# Instructions to follow
In the listing below, pick out lines with "label".

# Dataset content
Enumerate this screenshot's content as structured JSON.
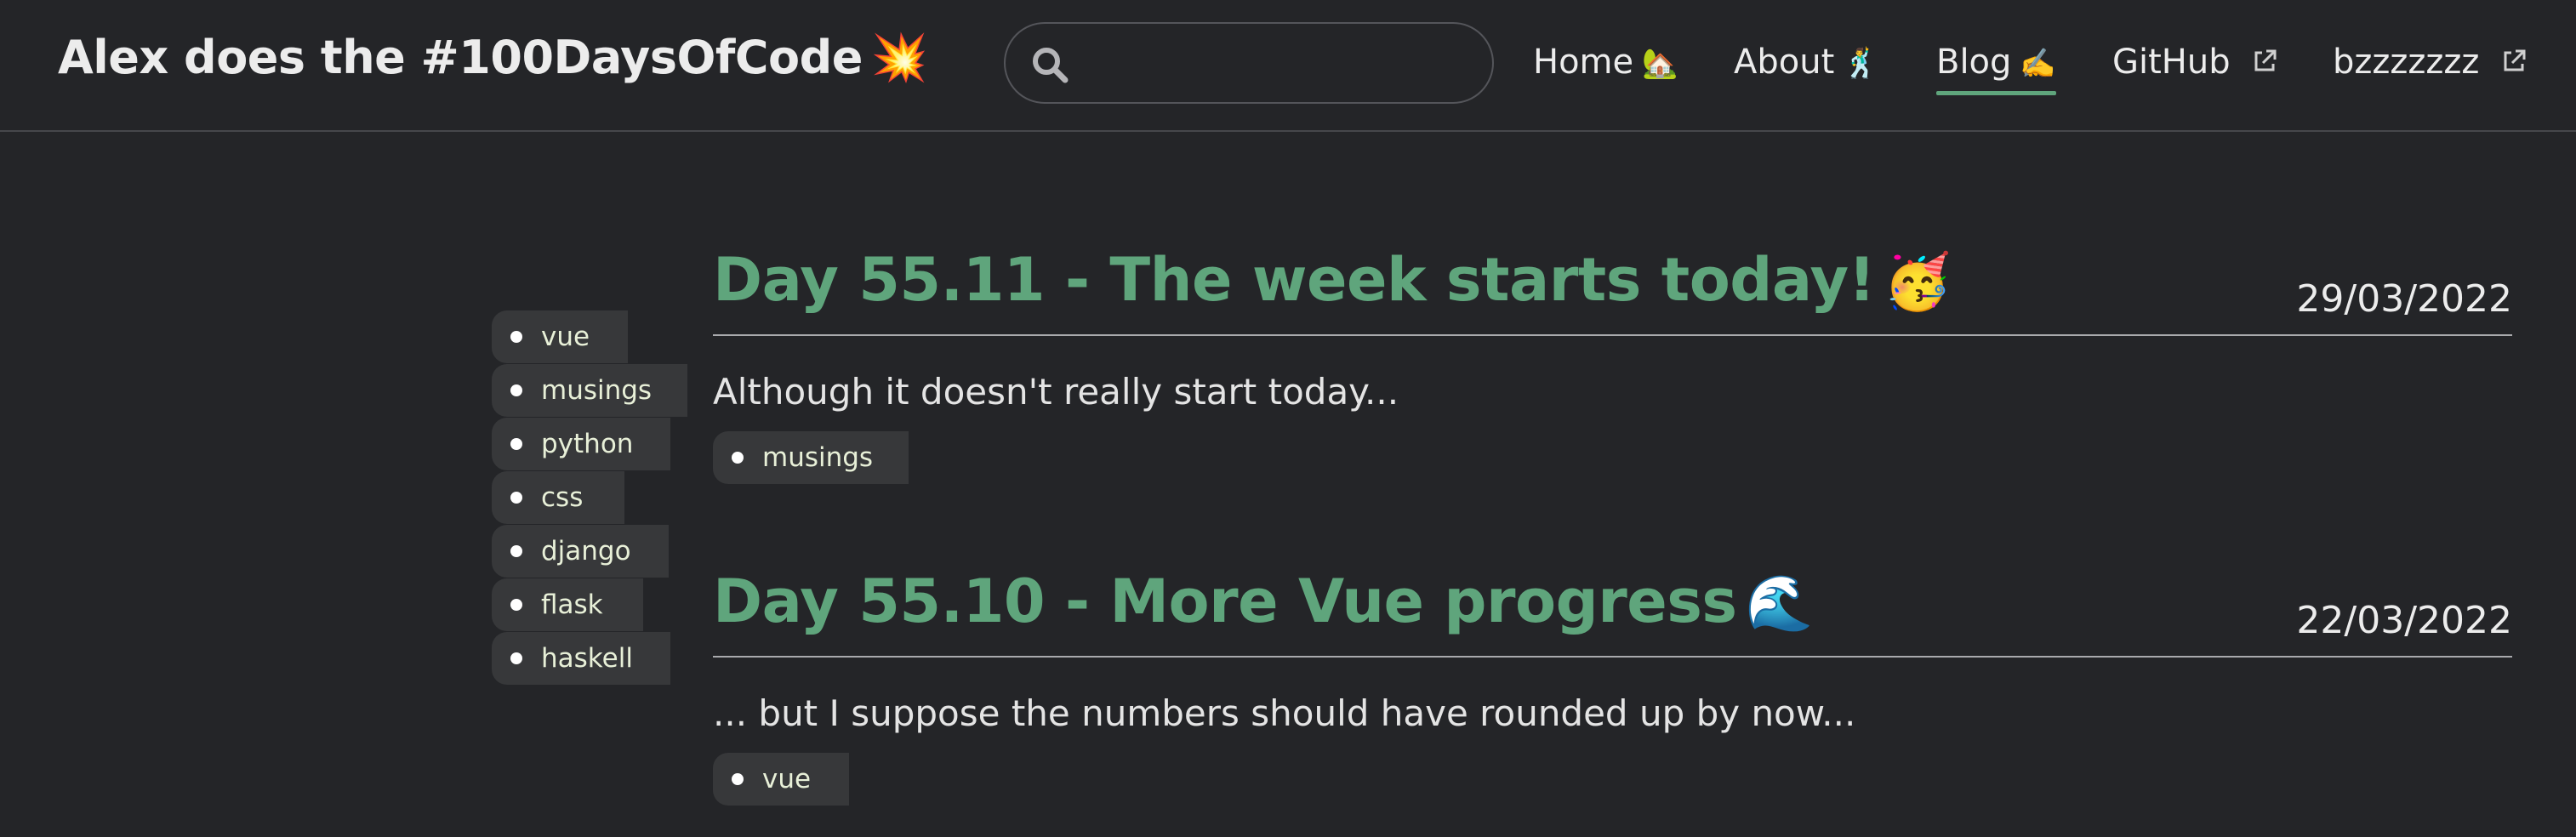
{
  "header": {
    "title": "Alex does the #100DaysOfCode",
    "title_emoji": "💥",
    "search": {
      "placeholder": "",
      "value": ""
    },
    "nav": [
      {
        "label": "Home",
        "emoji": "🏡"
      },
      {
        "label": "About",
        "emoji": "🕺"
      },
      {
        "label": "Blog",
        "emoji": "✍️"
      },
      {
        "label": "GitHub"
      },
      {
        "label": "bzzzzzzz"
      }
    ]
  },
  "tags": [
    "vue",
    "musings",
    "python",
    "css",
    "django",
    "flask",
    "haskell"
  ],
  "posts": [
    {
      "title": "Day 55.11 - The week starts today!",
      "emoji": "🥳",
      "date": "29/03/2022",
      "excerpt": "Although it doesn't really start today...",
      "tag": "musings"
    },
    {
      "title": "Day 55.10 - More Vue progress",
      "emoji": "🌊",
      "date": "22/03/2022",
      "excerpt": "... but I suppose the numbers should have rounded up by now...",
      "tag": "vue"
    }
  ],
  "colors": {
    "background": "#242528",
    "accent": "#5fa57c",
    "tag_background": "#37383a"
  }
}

# Written response
        "label": "Home",
        "label": "About",
        "label": "Blog",
        "label": "GitHub"
        "label": "bzzzzzzz"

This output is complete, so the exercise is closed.